## What the task requires
Only lines with the word "CEOs" belong in the answer; copy them from the records below.

## Excerpts from a dataset
━━━━━━

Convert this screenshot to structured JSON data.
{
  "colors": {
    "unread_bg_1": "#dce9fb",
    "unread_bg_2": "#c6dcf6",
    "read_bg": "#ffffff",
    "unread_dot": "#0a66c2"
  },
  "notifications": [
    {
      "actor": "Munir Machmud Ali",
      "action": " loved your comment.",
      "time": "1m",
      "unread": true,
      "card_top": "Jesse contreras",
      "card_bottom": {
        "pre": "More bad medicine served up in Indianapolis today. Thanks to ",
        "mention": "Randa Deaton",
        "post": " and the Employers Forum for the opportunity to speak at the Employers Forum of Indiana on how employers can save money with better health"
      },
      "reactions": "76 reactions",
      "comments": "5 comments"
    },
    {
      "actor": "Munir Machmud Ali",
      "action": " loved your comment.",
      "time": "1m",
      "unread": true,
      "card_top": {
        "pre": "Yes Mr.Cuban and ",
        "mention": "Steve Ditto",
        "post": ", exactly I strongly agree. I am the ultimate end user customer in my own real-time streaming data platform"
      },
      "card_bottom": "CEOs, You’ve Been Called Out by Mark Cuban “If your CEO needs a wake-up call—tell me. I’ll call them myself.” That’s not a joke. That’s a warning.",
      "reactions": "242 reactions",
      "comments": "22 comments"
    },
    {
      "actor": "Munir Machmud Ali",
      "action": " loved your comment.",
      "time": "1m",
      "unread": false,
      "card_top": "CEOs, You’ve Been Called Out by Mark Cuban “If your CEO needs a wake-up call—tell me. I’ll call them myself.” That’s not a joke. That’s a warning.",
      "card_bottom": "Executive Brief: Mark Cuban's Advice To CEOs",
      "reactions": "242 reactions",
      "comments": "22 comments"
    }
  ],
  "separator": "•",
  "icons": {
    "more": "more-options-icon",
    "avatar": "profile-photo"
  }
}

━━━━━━

## Result
      "card_bottom": "CEOs, You’ve Been Called Out by Mark Cuban “If your CEO needs a wake-up call—tell me. I’ll call them myself.” That’s not a joke. That’s a warning.",
      "card_top": "CEOs, You’ve Been Called Out by Mark Cuban “If your CEO needs a wake-up call—tell me. I’ll call them myself.” That’s not a joke. That’s a warning.",
      "card_bottom": "Executive Brief: Mark Cuban's Advice To CEOs",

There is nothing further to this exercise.